## AIM OF THE EXERCISE
Find how many lines of the listing include the string "this", and report only that figure.

## DATA
********************

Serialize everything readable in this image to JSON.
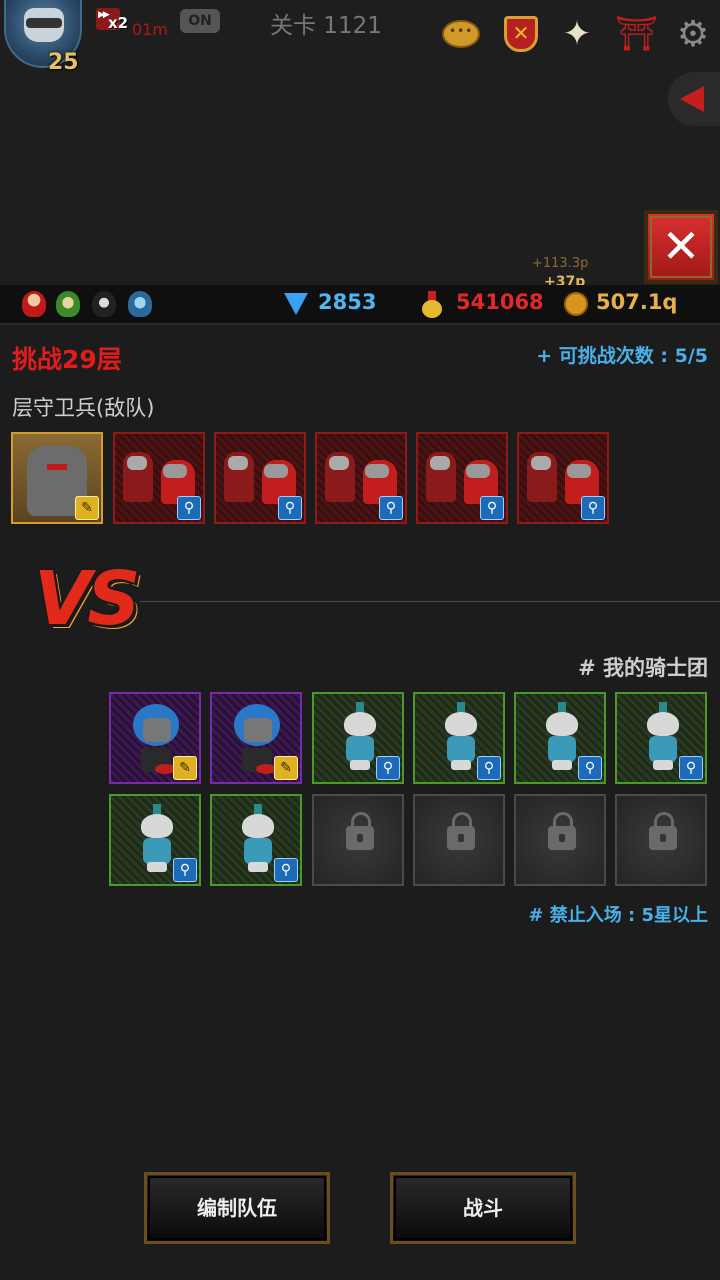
{
  "hud": {
    "level": "25",
    "speed_multiplier": "x2",
    "speed_time": "01m",
    "speed_toggle": "ON",
    "stage": "关卡 1121",
    "floating_text_a": "+113.3p",
    "floating_text_b": "+37p"
  },
  "currency": {
    "gems": "2853",
    "medals": "541068",
    "gold": "507.1q"
  },
  "challenge": {
    "title": "挑战29层",
    "attempts": "+ 可挑战次数 : 5/5",
    "guard_label": "层守卫兵(敌队)"
  },
  "vs_label": "VS",
  "team": {
    "title": "# 我的骑士团",
    "restriction": "# 禁止入场 : 5星以上"
  },
  "buttons": {
    "edit_team": "编制队伍",
    "battle": "战斗"
  },
  "icons": {
    "chat": "chat-bubble-icon",
    "guild": "guild-shield-icon",
    "angel": "angel-icon",
    "arch": "arch-gate-icon",
    "settings": "gear-icon",
    "close": "close-icon",
    "gem": "gem-icon",
    "medal": "medal-icon",
    "gold": "gold-coin-icon",
    "badge_search": "magnifier-icon",
    "badge_sword": "sword-icon",
    "lock": "lock-icon"
  },
  "colors": {
    "accent_red": "#e21c1c",
    "accent_blue": "#4ab0e8",
    "gold_text": "#e8b04a",
    "tile_gold": "#d89a2a",
    "tile_red": "#8e1a1a",
    "tile_purple": "#7a2aa8",
    "tile_green": "#4a9a2a"
  }
}
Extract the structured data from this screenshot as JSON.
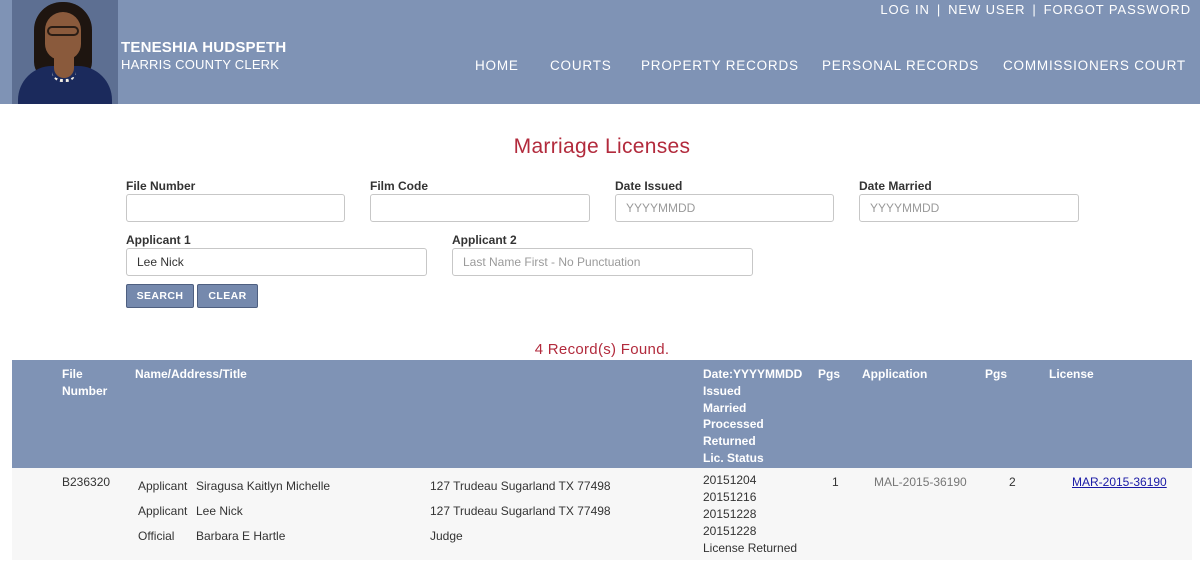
{
  "header": {
    "clerk_name": "TENESHIA HUDSPETH",
    "clerk_title": "HARRIS COUNTY CLERK",
    "top_links": [
      "LOG IN",
      "NEW USER",
      "FORGOT PASSWORD"
    ],
    "separator": "|",
    "nav": [
      "HOME",
      "COURTS",
      "PROPERTY RECORDS",
      "PERSONAL RECORDS",
      "COMMISSIONERS COURT"
    ]
  },
  "page": {
    "title": "Marriage Licenses"
  },
  "form": {
    "file_number": {
      "label": "File Number",
      "value": "",
      "placeholder": ""
    },
    "film_code": {
      "label": "Film Code",
      "value": "",
      "placeholder": ""
    },
    "date_issued": {
      "label": "Date Issued",
      "value": "",
      "placeholder": "YYYYMMDD"
    },
    "date_married": {
      "label": "Date Married",
      "value": "",
      "placeholder": "YYYYMMDD"
    },
    "applicant1": {
      "label": "Applicant 1",
      "value": "Lee Nick",
      "placeholder": ""
    },
    "applicant2": {
      "label": "Applicant 2",
      "value": "",
      "placeholder": "Last Name First - No Punctuation"
    },
    "search_label": "SEARCH",
    "clear_label": "CLEAR"
  },
  "results": {
    "summary": "4 Record(s) Found.",
    "columns": {
      "file_number": [
        "File",
        "Number"
      ],
      "name": "Name/Address/Title",
      "date": [
        "Date:YYYYMMDD",
        "Issued",
        "Married",
        "Processed",
        "Returned",
        "Lic. Status"
      ],
      "pgs1": "Pgs",
      "application": "Application",
      "pgs2": "Pgs",
      "license": "License"
    },
    "rows": [
      {
        "file_number": "B236320",
        "parties": [
          {
            "role": "Applicant",
            "name": "Siragusa Kaitlyn Michelle",
            "address": "127 Trudeau Sugarland TX 77498"
          },
          {
            "role": "Applicant",
            "name": "Lee Nick",
            "address": "127 Trudeau Sugarland TX 77498"
          },
          {
            "role": "Official",
            "name": "Barbara E Hartle",
            "address": "Judge"
          }
        ],
        "dates": [
          "20151204",
          "20151216",
          "20151228",
          "20151228",
          "License Returned"
        ],
        "pgs1": "1",
        "application": "MAL-2015-36190",
        "pgs2": "2",
        "license": "MAR-2015-36190"
      }
    ]
  }
}
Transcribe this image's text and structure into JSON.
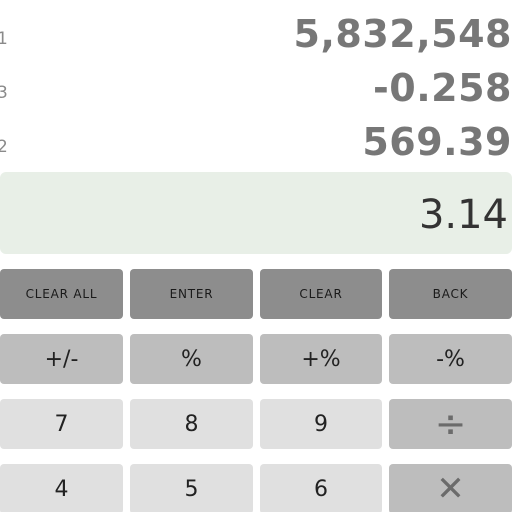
{
  "stack": [
    {
      "index": "1",
      "value": "5,832,548"
    },
    {
      "index": "3",
      "value": "-0.258"
    },
    {
      "index": "2",
      "value": "569.39"
    }
  ],
  "entry": {
    "value": "3.14"
  },
  "keys": {
    "row1": [
      "CLEAR ALL",
      "ENTER",
      "CLEAR",
      "BACK"
    ],
    "row2": [
      "+/-",
      "%",
      "+%",
      "-%"
    ],
    "row3": [
      "7",
      "8",
      "9",
      "÷"
    ],
    "row4": [
      "4",
      "5",
      "6",
      "✕"
    ]
  },
  "colors": {
    "function_key": "#8d8d8d",
    "operator_key": "#bdbdbd",
    "digit_key": "#e0e0e0",
    "entry_background": "#e8efe7",
    "stack_text": "#777777"
  }
}
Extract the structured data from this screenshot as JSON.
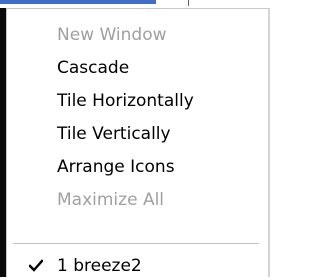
{
  "colors": {
    "accent": "#3f6fc6",
    "disabled_text": "#a0a0a0",
    "enabled_text": "#000000"
  },
  "menu": {
    "items": [
      {
        "label": "New Window",
        "enabled": false
      },
      {
        "label": "Cascade",
        "enabled": true
      },
      {
        "label": "Tile Horizontally",
        "enabled": true
      },
      {
        "label": "Tile Vertically",
        "enabled": true
      },
      {
        "label": "Arrange Icons",
        "enabled": true
      },
      {
        "label": "Maximize All",
        "enabled": false
      }
    ],
    "windows": [
      {
        "label": "1 breeze2",
        "checked": true,
        "icon": "checkmark-icon"
      }
    ]
  }
}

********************

## SOLUTION TO THE PROBLEM
4